I played around with a few arrangements and settled on drawing two keys and a piece of toy train track. I used a small paper frame to isolate an area of this and select my composition.
Continuing my work with ink, I used ink and water to render the objects, then a watered down ink wash to add in the shadows.
This was OK, but the white areas were too white. I tossed up between adding colour and continuing in black and white. I decided to stick with the latter and added stipples to the background.
This drawing is much more interesting than I would have imagined that a drawing of two keys and a train track would have turned out. This method of working opens up an unlimited source of inspiration using whatever objects are to hand – something I will hopefully remember when I struggle to get inspiration for a drawing.
The aim of this project is to draw parts of the human figure, observing the underlying structure of the limbs and create a drawing which leads the eye of the viewer into the overlapping twists and turns of limbs to create a powerful statement.
I enjoy life drawing and decided to leave my ink experiments for a while and do these drawings with charcoal which I am more confident in using to describe form.
I focussed in on overlapping limbs for these drawings and enjoyed trying to capture their shape and form.
There is not enough tonal variation in this drawing and the composition is not very interesting
I think I have captured the hands and crossed legs well here, but the composition doesn’t work, both with the drawing petering out at the edges and also the horizontal arms and leg being depicted in a portrait format.
I am pleased with how this one has worked out. The bottom on the left hand side is the least successful area, but I think the covered foot and shape of the leg works well.
I spent my time focussing on the hands in this drawing, so I didn’t have enough time to complete the upper part of the drawing.
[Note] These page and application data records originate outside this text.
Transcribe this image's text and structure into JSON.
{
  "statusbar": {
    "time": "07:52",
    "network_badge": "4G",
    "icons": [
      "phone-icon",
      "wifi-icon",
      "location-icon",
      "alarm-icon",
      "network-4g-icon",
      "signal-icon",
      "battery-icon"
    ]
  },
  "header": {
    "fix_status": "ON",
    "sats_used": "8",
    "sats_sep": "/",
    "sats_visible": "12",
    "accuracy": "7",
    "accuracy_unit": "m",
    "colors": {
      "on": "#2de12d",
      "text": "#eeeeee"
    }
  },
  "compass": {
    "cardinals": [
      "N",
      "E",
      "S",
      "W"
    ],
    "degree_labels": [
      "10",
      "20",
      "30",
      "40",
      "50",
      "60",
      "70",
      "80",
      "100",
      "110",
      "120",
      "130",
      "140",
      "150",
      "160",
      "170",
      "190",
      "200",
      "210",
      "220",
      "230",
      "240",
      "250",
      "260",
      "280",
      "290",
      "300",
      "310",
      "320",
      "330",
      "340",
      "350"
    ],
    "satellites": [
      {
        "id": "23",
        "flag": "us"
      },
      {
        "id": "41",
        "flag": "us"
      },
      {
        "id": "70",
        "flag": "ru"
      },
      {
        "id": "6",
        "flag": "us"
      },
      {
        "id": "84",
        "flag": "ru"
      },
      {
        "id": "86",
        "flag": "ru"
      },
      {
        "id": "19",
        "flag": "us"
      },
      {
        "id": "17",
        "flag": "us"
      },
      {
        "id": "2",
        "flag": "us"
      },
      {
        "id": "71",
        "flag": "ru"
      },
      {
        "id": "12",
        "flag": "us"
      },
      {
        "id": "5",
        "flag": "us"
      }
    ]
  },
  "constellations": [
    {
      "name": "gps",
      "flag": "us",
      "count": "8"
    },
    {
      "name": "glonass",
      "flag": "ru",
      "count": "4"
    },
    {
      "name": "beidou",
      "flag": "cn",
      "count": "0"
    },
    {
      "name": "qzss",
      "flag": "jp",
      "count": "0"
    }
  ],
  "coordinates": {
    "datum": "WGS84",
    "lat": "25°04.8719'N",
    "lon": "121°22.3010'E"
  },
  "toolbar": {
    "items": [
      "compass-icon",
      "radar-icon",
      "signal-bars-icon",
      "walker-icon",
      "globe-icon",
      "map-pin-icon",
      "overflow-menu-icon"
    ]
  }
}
I think the composition of this works well though and would have been quite a powerful drawing if it was completed.
Another hand! I usually leave hands and feet unresolved as they are tricky to get right, but I think this one has worked out quite well. I think the composition works well here and shows a good sense of form.
I enjoy depicting the form of a figure in life drawing and I think most of my attempts here have been quite successful. Cropping the picture plane to include just a section of interesting shapes can work well, although attention needs to be given to whether limbs (arms and legs) will work being only drawn in part.
Research Point – Prunella Clough Tate Archive
Looking at the Prunella Clough Tate archive reinforces many of the projects in this stage, cropping images, inspiration from the mundane, the bold use of colour. She took uninteresting / unobserved scenes and trainformed them into artworks. It is particularly interesting to see her photo collection which acted as inspiration for her work. This is something I used to build up, but since turning my back on photography, have let slip. I will have to resurrect this habit.
I have picked out a couple of her images I particularly like:
I like the use here of a textured/patterned background with a small section of detailed painting and colour. I think this could work well with my water and ink drawings in moving them to a bigger scale.
Rusty metal always strikes a chord with me. Again, the use of a lightly patterned background which is left blank in much of the image works well and the small section of colour really stands out. I always wonder how artists ‘see’ images like this, so maybe I will try to create my own in this style and see how I get on.
A very interesting artist to look at and one I will take inspiration from.